→ **Dataset excerpts**:
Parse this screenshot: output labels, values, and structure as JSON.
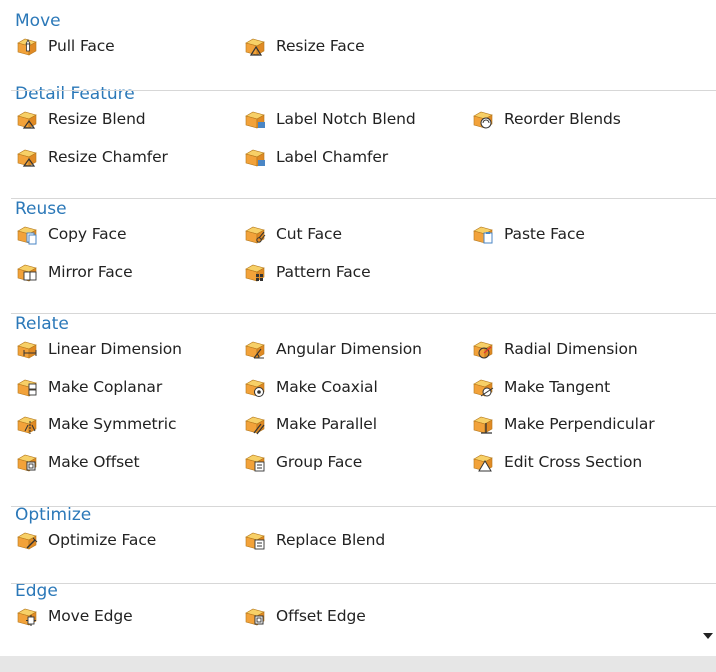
{
  "gallery": {
    "groups": [
      {
        "header": "Move",
        "items": [
          {
            "label": "Pull Face",
            "icon": "pull-face-icon"
          },
          {
            "label": "Resize Face",
            "icon": "resize-face-icon"
          }
        ]
      },
      {
        "header": "Detail Feature",
        "items": [
          {
            "label": "Resize Blend",
            "icon": "resize-blend-icon"
          },
          {
            "label": "Label Notch Blend",
            "icon": "label-notch-blend-icon"
          },
          {
            "label": "Reorder Blends",
            "icon": "reorder-blends-icon"
          },
          {
            "label": "Resize Chamfer",
            "icon": "resize-chamfer-icon"
          },
          {
            "label": "Label Chamfer",
            "icon": "label-chamfer-icon"
          }
        ]
      },
      {
        "header": "Reuse",
        "items": [
          {
            "label": "Copy Face",
            "icon": "copy-face-icon"
          },
          {
            "label": "Cut Face",
            "icon": "cut-face-icon"
          },
          {
            "label": "Paste Face",
            "icon": "paste-face-icon"
          },
          {
            "label": "Mirror Face",
            "icon": "mirror-face-icon"
          },
          {
            "label": "Pattern Face",
            "icon": "pattern-face-icon"
          }
        ]
      },
      {
        "header": "Relate",
        "items": [
          {
            "label": "Linear Dimension",
            "icon": "linear-dimension-icon"
          },
          {
            "label": "Angular Dimension",
            "icon": "angular-dimension-icon"
          },
          {
            "label": "Radial Dimension",
            "icon": "radial-dimension-icon"
          },
          {
            "label": "Make Coplanar",
            "icon": "make-coplanar-icon"
          },
          {
            "label": "Make Coaxial",
            "icon": "make-coaxial-icon"
          },
          {
            "label": "Make Tangent",
            "icon": "make-tangent-icon"
          },
          {
            "label": "Make Symmetric",
            "icon": "make-symmetric-icon"
          },
          {
            "label": "Make Parallel",
            "icon": "make-parallel-icon"
          },
          {
            "label": "Make Perpendicular",
            "icon": "make-perpendicular-icon"
          },
          {
            "label": "Make Offset",
            "icon": "make-offset-icon"
          },
          {
            "label": "Group Face",
            "icon": "group-face-icon"
          },
          {
            "label": "Edit Cross Section",
            "icon": "edit-cross-section-icon"
          }
        ]
      },
      {
        "header": "Optimize",
        "items": [
          {
            "label": "Optimize Face",
            "icon": "optimize-face-icon"
          },
          {
            "label": "Replace Blend",
            "icon": "replace-blend-icon"
          }
        ]
      },
      {
        "header": "Edge",
        "items": [
          {
            "label": "Move Edge",
            "icon": "move-edge-icon"
          },
          {
            "label": "Offset Edge",
            "icon": "offset-edge-icon"
          }
        ]
      }
    ]
  },
  "colors": {
    "header_text": "#2b78b8",
    "icon_orange": "#f2a23a",
    "icon_yellow": "#f7d067",
    "icon_blue": "#4a86c5",
    "separator": "#d7d7d7",
    "footer_bar": "#e6e6e6"
  },
  "scroll_down_icon": "triangle-down-icon"
}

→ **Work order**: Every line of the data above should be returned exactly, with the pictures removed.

→ **Answer to the problem**:
Parse this screenshot: output labels, values, and structure as JSON.
{
  "gallery": {
    "groups": [
      {
        "header": "Move",
        "items": [
          {
            "label": "Pull Face",
            "icon": "pull-face-icon"
          },
          {
            "label": "Resize Face",
            "icon": "resize-face-icon"
          }
        ]
      },
      {
        "header": "Detail Feature",
        "items": [
          {
            "label": "Resize Blend",
            "icon": "resize-blend-icon"
          },
          {
            "label": "Label Notch Blend",
            "icon": "label-notch-blend-icon"
          },
          {
            "label": "Reorder Blends",
            "icon": "reorder-blends-icon"
          },
          {
            "label": "Resize Chamfer",
            "icon": "resize-chamfer-icon"
          },
          {
            "label": "Label Chamfer",
            "icon": "label-chamfer-icon"
          }
        ]
      },
      {
        "header": "Reuse",
        "items": [
          {
            "label": "Copy Face",
            "icon": "copy-face-icon"
          },
          {
            "label": "Cut Face",
            "icon": "cut-face-icon"
          },
          {
            "label": "Paste Face",
            "icon": "paste-face-icon"
          },
          {
            "label": "Mirror Face",
            "icon": "mirror-face-icon"
          },
          {
            "label": "Pattern Face",
            "icon": "pattern-face-icon"
          }
        ]
      },
      {
        "header": "Relate",
        "items": [
          {
            "label": "Linear Dimension",
            "icon": "linear-dimension-icon"
          },
          {
            "label": "Angular Dimension",
            "icon": "angular-dimension-icon"
          },
          {
            "label": "Radial Dimension",
            "icon": "radial-dimension-icon"
          },
          {
            "label": "Make Coplanar",
            "icon": "make-coplanar-icon"
          },
          {
            "label": "Make Coaxial",
            "icon": "make-coaxial-icon"
          },
          {
            "label": "Make Tangent",
            "icon": "make-tangent-icon"
          },
          {
            "label": "Make Symmetric",
            "icon": "make-symmetric-icon"
          },
          {
            "label": "Make Parallel",
            "icon": "make-parallel-icon"
          },
          {
            "label": "Make Perpendicular",
            "icon": "make-perpendicular-icon"
          },
          {
            "label": "Make Offset",
            "icon": "make-offset-icon"
          },
          {
            "label": "Group Face",
            "icon": "group-face-icon"
          },
          {
            "label": "Edit Cross Section",
            "icon": "edit-cross-section-icon"
          }
        ]
      },
      {
        "header": "Optimize",
        "items": [
          {
            "label": "Optimize Face",
            "icon": "optimize-face-icon"
          },
          {
            "label": "Replace Blend",
            "icon": "replace-blend-icon"
          }
        ]
      },
      {
        "header": "Edge",
        "items": [
          {
            "label": "Move Edge",
            "icon": "move-edge-icon"
          },
          {
            "label": "Offset Edge",
            "icon": "offset-edge-icon"
          }
        ]
      }
    ]
  },
  "colors": {
    "header_text": "#2b78b8",
    "icon_orange": "#f2a23a",
    "icon_yellow": "#f7d067",
    "icon_blue": "#4a86c5",
    "separator": "#d7d7d7",
    "footer_bar": "#e6e6e6"
  },
  "scroll_down_icon": "triangle-down-icon"
}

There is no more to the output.